Residents concerned about height near the lakes pressed the city to enact the Shoreland Overlay District in 1988, which requires a conditional use permit to build above 2.5 stories within 1,000 feet of the water.
Lake Point Condominiums resident Pat Murphy submitted a statement referencing the Shoreland Overlay.
“I was told by my Realtor there would NEVER be a blockage of my view because of the city ordinance of 2.5 stories,” she said. “…Why have a city ordinance when someone with money can come in [and] ask for a modification that will not be in the best interest of any of the population around that building and perhaps be granted that modification?”

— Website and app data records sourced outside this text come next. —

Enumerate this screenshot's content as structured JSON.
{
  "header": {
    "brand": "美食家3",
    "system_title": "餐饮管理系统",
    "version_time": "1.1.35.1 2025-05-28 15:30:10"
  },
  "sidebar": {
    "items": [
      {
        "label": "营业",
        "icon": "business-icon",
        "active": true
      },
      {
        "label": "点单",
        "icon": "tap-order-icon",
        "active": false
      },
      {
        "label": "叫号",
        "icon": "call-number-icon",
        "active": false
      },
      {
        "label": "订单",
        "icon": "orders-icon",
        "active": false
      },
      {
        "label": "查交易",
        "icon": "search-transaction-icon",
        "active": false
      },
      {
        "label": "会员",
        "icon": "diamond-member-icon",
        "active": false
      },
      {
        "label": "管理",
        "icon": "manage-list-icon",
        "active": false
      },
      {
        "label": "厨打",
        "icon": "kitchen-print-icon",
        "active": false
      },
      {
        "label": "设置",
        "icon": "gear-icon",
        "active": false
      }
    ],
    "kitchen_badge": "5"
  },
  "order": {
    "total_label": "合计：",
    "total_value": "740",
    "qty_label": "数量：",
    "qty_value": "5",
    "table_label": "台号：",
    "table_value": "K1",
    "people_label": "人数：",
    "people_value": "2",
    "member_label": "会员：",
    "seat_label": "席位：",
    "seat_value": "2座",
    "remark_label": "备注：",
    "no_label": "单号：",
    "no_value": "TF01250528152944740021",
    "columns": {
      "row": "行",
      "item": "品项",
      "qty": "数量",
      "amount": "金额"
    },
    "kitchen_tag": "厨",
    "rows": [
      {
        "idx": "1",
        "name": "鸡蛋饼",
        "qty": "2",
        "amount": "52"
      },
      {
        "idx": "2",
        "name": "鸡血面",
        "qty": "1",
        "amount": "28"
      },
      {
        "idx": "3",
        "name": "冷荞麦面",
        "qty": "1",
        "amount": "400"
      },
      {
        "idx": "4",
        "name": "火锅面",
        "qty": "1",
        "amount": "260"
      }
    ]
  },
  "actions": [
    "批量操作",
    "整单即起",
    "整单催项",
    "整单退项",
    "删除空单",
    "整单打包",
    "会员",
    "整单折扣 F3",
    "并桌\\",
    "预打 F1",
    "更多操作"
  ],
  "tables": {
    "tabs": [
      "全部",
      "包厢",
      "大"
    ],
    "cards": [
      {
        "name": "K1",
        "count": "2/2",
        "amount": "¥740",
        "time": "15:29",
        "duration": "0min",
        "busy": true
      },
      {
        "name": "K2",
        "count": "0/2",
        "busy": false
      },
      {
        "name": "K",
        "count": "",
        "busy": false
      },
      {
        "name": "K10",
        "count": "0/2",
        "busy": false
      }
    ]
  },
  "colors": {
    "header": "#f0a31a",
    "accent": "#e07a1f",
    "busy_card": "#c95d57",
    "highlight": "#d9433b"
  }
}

The Planning Commission can choose to grant permits for additional height if commissioners conclude the project will not be detrimental to public health, not be injurious to the enjoyment of surrounding property, the utilities and drainage are adequate, measures are taken to minimize traffic congestion, measures are taken to prevent soil erosion, and other factors.
Some residents wondered about the pace of leasing at The Lakes Residences. Although a press release issued last summer said rents start at $4,000, the project website now lists floor plans starting at $2,275 for a one-bedroom, 865-square-foot unit. A two-bedroom, 3,968-square-foot penthouse rents for $14,553.
Otis said vacancy rates are under 3 percent in the area, and Minneapolis is one of the country’s most stable rental markets, thanks in part to all the local job generators.
In response to some residents who said they would prefer condos, Otis said that in recent years developers have found it difficult to manage the risks associated with developing condominiums. Legislation gives developers unlimited liability lasting 10 years for any construction defects, he said.
The rents at 3100 W. Lake would likely range from $2.20-$2.60 per square foot, Otis said, or $1,800 or $2,000 per month. Land costs drive the rent price, he said.